Selecting just one submission from OneVoice's revered catalog was pretty tough for this Picks project. Higher Love represents the strongest iteration of the group, with a release that gave us Make It Holy, soloist Hannah Gray as a senior, and the striking realization that Dr. J.D. Frizzell was building an empire — which he did, and with two supergroups (June and Nomadic, both also represented here) yet to come at the time of release.
Another entry packed with television star power, this is the first track from the supergroup experiment led by Dr. J.D. Frizzell. With members who performed on America's Got Talent and The Sing-Off, and guest soloist Brennan Villines from The Four: Battle for Stardom, this first release had high expectations. And oh, did June deliver! The melancholy is gone from the original rendition, and we're left with an anthem to self-fulfillment.
An emotionally charged album that was described as "sublime" and "magnificent", and with the clear realization that "you'll be hard-pressed to find songs recorded so expressively and with such conviction." Fans have received this type of music from the Sils for thirty years, though, so we know what to expect each time: impressive soloists, recorded storytelling, and collaborator James Gammon putting these ladies in their best light.
This was the final album for beloved BaSix, a group known for its intelligent and creative original music (particularly the lyrics), and a group that stood firmly on its own across ten albums and twenty-one years. Reviewers noted the music tilted in a melancholy manner on Moving On, surely reflective of the group's own mood, and our mood as appreciative listeners saying goodbye.

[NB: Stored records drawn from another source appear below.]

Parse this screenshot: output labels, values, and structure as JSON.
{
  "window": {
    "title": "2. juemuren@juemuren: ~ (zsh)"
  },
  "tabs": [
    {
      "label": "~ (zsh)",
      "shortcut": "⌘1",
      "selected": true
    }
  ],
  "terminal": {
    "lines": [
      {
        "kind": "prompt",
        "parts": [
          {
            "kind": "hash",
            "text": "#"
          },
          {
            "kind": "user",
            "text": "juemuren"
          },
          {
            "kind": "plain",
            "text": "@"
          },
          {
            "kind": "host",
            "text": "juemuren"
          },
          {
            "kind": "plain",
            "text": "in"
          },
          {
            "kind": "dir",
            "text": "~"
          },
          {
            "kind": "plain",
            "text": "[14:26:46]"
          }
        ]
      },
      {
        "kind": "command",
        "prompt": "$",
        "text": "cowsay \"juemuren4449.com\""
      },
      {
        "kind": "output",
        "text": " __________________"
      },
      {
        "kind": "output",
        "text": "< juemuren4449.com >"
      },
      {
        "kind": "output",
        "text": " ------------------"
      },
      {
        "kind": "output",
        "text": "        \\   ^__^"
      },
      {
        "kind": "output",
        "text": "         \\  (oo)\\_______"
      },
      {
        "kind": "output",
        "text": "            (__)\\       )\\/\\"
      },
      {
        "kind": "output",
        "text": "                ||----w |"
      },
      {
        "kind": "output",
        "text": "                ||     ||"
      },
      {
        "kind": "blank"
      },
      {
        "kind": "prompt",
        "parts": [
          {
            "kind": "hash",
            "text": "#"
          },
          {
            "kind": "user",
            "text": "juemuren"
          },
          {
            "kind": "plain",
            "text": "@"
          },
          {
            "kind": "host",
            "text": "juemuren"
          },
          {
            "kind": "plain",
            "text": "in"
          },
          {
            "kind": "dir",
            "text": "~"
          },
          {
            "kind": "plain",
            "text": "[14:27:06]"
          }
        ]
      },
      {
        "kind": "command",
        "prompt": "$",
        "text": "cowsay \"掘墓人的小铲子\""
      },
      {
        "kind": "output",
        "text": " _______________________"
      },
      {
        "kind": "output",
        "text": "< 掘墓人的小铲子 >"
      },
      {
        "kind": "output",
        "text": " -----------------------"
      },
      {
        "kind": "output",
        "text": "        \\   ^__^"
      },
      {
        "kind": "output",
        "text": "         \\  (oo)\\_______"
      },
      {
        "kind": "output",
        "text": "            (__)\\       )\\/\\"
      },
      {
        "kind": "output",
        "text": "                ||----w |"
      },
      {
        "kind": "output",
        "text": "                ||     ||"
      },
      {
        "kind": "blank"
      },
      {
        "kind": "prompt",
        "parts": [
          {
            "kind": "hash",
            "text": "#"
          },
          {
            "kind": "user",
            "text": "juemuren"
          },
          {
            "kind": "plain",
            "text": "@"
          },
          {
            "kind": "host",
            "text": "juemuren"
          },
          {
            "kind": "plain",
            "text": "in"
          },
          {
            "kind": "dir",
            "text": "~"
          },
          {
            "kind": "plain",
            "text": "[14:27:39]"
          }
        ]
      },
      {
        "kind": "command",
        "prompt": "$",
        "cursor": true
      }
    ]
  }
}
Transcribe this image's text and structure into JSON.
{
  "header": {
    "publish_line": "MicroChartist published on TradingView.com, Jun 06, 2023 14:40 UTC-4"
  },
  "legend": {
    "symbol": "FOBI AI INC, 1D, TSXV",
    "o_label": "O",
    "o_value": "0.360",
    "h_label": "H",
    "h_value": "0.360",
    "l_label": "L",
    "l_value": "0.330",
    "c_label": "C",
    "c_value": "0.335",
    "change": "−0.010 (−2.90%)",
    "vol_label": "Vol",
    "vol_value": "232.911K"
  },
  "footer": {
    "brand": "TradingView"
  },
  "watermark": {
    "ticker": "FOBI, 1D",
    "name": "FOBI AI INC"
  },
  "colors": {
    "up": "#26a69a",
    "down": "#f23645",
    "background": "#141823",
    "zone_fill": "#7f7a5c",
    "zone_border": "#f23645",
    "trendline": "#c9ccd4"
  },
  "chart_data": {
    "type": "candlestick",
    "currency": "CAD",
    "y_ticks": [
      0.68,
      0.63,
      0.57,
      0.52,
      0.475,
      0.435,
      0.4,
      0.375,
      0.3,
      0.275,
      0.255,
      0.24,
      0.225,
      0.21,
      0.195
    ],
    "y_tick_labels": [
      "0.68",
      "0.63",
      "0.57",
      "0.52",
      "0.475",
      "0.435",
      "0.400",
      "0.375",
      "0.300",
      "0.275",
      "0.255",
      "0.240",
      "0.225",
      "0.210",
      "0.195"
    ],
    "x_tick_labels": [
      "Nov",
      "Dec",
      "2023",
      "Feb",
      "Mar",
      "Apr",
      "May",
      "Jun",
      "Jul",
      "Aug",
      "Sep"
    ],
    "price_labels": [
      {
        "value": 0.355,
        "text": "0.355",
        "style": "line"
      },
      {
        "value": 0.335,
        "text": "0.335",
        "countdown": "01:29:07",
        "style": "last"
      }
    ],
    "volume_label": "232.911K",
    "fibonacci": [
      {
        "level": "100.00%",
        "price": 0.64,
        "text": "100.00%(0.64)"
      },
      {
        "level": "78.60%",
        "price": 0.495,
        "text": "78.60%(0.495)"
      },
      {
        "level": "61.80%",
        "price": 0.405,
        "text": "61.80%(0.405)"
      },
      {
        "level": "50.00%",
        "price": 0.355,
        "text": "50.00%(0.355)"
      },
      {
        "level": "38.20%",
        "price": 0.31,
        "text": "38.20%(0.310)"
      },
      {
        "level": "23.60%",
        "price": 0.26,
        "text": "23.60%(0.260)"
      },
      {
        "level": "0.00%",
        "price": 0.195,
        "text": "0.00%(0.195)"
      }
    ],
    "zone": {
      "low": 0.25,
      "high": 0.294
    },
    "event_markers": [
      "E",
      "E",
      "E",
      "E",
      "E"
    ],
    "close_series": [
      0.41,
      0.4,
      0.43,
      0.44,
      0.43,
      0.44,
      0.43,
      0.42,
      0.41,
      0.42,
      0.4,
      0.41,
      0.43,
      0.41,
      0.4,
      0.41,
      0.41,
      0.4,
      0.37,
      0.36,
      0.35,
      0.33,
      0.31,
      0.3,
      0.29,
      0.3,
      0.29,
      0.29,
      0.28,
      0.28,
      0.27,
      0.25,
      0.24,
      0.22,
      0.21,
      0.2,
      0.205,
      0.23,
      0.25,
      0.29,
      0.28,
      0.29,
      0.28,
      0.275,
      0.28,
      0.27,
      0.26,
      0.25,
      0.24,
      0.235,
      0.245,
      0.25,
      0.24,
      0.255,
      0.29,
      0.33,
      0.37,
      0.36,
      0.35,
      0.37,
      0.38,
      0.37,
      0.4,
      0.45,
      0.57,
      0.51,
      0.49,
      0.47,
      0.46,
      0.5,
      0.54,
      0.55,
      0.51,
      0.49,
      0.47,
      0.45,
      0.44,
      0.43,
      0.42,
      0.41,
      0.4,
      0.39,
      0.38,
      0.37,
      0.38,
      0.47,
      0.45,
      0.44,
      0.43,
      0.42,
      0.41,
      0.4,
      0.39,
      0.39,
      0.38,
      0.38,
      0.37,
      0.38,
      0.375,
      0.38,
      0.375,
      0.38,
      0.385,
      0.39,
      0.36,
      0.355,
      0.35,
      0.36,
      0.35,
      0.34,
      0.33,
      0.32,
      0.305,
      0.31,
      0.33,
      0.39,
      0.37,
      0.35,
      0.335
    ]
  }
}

Tenebrae is not only gorgeous, it's also a significant addition to the canon of recorded classical music. Spanning centuries, amarcord unearths and presents an unusual selection of very early music, paired with a selection of contemporary music that ranges from Tavener's modern classic The Lamb to pieces composed specifically for this group over its illustrious career. In addition to these achievements, amarcord is the only group on this list that also received a 2000-2009 Pick of the Decade, and RARB has heartily recommended each and every one of amarcord's recordings that have come our way.
This self-titled debut packs a wallop, with five slamming tracks that show this professional women's sextet is a force to be reckoned with. The group transforms its material via its signature sound: a blend of dance, hip hop, and sheer awesomeness. Excellent vocal percussion and creative arrangements propel this record to the fore.
The second iteration of Dr. Frizzell's June production house hit us with this powerful world music gem. The recording is expansive and engaging, seemingly growing larger and larger as Archie Gopal's voice grows increasingly energetic. This recording is what being on top of the world sounds like.
Rhythmic, dissonant, and compellingly melodic, Rajatila / Borderline is one of the most eclectic, innovative, and original albums RARB has ever received. Tuuletar builds on Finland's vocal traditions on the way to making something that is entirely its own. This album is a watershed project that should stand the test of time.
The text above is a composite of nominators' contributions and reactions after listening to the chosen albums and singles afresh. These picks were discussed and selected by current and past RARB staff, specifically: AJ Johnson, Catherine Lewis, Elie Landau, John Colton, Jonathan Minkoff, Kimmie Raschka Sailor, Kyle Yampiro, Louis Jack Ades, Michael Marcus, Rebecca Christie, Stephen Lanza, and TeKay.